La Salle’s Makerspace Encourages Students to Design, Create, and Make Mistakes

The+Innovation+and+Design+Center%2C+coined+the+%22makerspace%2C%22+is+located+next+to+the+library.

Reilly Smith

The Innovation and Design Center, coined the "makerspace," is located next to the library.

Mary Loeb, Staff Reporter

Every day before and after school, groups of La Salle students gather in one corner of the school to tinker with 3-D printed robotics parts, create designs for stickers, and laser engrave items.

The Innovation and Design Center, also called the makerspace, is a room next to the library that houses an array of different machines including several 3-D printers, a laser engraver, vinyl cutters, sewing machines, and a button maker, among other useful tools.

Since opening at the beginning of the 2017-2018 school year, the Innovation and Design Center has attracted students from all grade levels to explore their interests with the tools it offers. 

While the center had no designated operator when it first opened, science teacher Ms. Carie Coleman has since taken on the role of managing the space. She helps students in the Innovation and Design Center before and after school, and she also teaches two periods of Intro to Design and Thinking Tools, which takes place in the makerspace. 

According to Ms. Coleman, one of the purposes of the space is to help students explore their creativity and learn new skills in a judgment-free zone.

Ms. Coleman’s class teaches students the basics of the design thinking process using the tools in the Innovation and Design Center. The class also focuses on how students can use the design thinking process to help others.
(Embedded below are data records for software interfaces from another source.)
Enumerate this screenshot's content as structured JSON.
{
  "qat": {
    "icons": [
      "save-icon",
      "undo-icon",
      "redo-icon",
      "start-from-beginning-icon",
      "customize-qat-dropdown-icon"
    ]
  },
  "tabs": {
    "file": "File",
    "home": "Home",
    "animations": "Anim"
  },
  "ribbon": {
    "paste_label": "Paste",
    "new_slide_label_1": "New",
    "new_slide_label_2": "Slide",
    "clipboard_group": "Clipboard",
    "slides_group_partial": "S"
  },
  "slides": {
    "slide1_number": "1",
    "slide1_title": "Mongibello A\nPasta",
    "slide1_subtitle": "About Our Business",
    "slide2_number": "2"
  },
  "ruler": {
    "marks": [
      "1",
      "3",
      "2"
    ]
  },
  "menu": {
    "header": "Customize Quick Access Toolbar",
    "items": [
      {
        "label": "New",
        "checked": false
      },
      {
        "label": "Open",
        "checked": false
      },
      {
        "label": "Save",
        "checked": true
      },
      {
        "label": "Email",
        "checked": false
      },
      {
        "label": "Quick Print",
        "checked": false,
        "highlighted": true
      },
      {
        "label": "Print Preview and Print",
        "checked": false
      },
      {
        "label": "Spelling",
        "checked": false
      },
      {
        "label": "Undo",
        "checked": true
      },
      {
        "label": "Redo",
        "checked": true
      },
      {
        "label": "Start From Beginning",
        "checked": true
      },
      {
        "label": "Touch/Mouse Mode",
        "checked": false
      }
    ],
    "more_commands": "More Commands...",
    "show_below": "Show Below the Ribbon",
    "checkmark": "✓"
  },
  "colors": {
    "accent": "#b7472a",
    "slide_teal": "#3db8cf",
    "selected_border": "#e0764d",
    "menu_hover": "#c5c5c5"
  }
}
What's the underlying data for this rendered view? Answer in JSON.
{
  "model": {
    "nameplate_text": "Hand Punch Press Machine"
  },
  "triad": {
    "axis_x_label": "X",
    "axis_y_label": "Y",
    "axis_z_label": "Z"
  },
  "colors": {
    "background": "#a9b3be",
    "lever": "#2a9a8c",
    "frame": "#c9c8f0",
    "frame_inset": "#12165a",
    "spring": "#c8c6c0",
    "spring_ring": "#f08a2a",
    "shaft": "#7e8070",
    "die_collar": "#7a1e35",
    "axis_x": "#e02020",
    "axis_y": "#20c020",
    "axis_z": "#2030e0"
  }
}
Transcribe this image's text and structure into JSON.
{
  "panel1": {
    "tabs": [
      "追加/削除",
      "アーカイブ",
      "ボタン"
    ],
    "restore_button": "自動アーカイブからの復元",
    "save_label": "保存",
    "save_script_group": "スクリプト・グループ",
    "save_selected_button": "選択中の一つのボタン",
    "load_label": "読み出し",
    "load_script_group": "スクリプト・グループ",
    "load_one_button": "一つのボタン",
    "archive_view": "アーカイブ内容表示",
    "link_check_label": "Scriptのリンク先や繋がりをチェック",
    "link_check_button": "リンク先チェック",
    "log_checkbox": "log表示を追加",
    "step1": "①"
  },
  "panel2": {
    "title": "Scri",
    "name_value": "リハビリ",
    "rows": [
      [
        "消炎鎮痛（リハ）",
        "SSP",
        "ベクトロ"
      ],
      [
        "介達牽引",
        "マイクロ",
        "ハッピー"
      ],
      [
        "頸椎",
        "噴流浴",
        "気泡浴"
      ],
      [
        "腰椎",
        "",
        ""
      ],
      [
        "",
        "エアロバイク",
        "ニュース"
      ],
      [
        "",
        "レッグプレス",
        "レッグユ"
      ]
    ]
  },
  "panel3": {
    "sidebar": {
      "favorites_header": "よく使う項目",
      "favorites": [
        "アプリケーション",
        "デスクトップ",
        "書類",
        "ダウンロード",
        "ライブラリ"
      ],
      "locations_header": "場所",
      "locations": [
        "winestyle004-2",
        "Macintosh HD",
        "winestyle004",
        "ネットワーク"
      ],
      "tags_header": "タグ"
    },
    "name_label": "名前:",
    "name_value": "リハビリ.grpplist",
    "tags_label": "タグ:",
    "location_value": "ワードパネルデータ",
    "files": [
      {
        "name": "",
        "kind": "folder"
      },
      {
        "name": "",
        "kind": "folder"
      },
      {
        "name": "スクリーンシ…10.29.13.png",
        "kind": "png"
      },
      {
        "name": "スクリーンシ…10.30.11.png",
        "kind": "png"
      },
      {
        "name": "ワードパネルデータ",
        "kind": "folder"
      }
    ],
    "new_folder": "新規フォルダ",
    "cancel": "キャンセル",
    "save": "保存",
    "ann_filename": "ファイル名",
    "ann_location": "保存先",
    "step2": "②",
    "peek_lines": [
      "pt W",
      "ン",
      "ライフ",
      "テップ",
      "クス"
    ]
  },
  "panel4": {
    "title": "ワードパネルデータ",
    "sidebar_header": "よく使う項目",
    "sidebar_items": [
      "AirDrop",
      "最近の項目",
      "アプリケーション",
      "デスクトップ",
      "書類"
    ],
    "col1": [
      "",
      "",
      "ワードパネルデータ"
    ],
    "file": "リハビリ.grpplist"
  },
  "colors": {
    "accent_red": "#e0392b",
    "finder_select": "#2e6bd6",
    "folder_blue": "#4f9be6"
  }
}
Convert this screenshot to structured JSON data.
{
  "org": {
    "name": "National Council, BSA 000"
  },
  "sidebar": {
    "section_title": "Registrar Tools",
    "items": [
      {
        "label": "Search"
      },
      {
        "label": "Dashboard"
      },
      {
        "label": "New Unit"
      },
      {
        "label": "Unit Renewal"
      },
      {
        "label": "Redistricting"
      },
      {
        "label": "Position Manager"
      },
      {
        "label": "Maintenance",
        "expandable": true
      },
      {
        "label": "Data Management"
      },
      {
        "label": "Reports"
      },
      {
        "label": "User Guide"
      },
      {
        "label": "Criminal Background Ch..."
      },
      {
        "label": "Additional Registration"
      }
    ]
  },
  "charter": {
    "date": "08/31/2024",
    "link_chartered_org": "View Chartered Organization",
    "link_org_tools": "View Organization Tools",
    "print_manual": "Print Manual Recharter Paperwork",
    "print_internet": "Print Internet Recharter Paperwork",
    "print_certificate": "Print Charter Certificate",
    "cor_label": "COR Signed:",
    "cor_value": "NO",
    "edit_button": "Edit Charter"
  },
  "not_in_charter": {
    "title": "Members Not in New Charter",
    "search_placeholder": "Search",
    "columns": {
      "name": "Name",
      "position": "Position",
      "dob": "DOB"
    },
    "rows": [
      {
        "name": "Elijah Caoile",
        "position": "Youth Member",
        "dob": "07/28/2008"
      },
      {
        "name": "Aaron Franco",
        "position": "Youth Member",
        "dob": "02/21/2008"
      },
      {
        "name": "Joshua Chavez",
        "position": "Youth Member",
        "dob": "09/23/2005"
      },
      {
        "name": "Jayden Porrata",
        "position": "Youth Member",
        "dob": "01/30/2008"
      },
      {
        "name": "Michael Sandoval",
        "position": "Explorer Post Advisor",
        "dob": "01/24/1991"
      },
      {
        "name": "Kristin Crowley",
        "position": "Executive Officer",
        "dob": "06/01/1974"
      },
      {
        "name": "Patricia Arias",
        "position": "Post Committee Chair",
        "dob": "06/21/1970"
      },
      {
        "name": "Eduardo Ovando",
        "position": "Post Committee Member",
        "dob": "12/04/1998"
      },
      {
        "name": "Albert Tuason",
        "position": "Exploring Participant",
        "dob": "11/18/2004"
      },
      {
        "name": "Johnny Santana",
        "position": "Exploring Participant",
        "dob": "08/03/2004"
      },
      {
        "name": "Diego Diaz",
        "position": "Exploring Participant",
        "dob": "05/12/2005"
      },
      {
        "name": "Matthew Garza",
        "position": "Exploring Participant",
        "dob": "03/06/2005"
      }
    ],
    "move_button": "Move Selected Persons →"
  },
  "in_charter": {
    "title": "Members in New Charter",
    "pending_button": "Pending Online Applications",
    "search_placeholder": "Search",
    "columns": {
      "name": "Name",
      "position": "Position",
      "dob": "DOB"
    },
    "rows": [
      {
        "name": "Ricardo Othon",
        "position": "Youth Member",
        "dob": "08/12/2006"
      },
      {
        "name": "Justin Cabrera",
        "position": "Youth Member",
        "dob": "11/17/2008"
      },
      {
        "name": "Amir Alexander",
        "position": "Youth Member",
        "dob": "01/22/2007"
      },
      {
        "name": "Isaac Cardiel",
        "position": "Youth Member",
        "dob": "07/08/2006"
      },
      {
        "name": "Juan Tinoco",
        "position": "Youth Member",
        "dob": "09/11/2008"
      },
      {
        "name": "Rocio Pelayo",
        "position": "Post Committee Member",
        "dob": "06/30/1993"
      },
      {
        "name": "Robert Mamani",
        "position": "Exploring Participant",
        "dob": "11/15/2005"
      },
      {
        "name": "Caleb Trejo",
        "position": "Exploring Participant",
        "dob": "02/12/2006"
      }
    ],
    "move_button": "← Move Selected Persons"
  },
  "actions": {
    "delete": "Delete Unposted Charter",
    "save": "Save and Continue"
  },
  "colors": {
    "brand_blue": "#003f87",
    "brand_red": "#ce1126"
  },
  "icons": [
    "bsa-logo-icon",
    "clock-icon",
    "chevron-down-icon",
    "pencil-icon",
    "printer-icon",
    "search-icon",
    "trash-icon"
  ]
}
“What I like about design thinking [is that] it’s about serving others,” she said. “It’s not about serving yourself, which I think is 100% Lasallian.”

Next semester, Ms. Coleman is excited to introduce new lessons in creating to her class. “I’m going to be really focusing on weekly kind of fun classes, like what we want [to learn to] do — like how to roll sushi,” she said.

Sam Hull
Many students enjoy using the makerspace to work on school projects.

One student taking the class this semester emphasized the creative freedom the class allows students. “There’s just so much in [the makerspace] to do — almost endless possibilities of what you can do,” said junior Emily Murdock, who is in the makerspace almost every day before school.

With a leadership role in the makerspace, Ms. Coleman hopes to provide students with a place to explore their creativity and make mistakes safely. 

“I think especially in my experience teaching honors classes and AP classes, students just want to find the right answer to [get] the A, but they’re not all curious about learning and discovery, or making mistakes,” she said. “In life, we make lots of mistakes, and it’s okay. The makerspace is a place where you can make mistakes, and it’s encouraged.”

Research about makerspaces in education shows that they help develop students into more flexible thinkers who are less afraid of failure. Makerspaces are also shown to promote collaborative group work, increase critical and creative thinking, and foster a sense of empowerment and resilience within students.

Maximiliam Ramirez Hernandez, a freshman at La Salle, recognizes how the makerspace has contributed to his learning. He uses the center almost every day.

“I feel like it makes me a better problem solver because just the concept of trying to make something can be hard,” Ramirez Hernandez said. “And when you make it, you have to think about all the details and [it helps] with your creativity and how to solve a problem.”

Ramirez Hernandez is one of many students who have spent time in the makerspace. Some of the most popular uses of the makerspace are engraving Hydro Flask water bottles, making jewelry, and sewing things like scrunchies.

While some creations are more common, students are encouraged to come up with their own designs. Vihnson Nguyen, a sophomore at La Salle, spent three months of last school year creating a realistic Iron Man helmet using the 3D printers, spray paint, and a lot of glue. Now, he visits the makerspace about once every two weeks.

Nguyen said that his experience creating the Iron Man Helmet made him grateful for an area of La Salle that he feels is underappreciated.

“We congratulate sports a lot,” Nguyen said. “But there’s this whole other side with programming, designing, [and] original 3D models that no one really knows about and I think we should look at it more.”

Ms. Coleman encourages all students to check out the Innovation and Design Center. “Anyone and everyone is invited,” she said.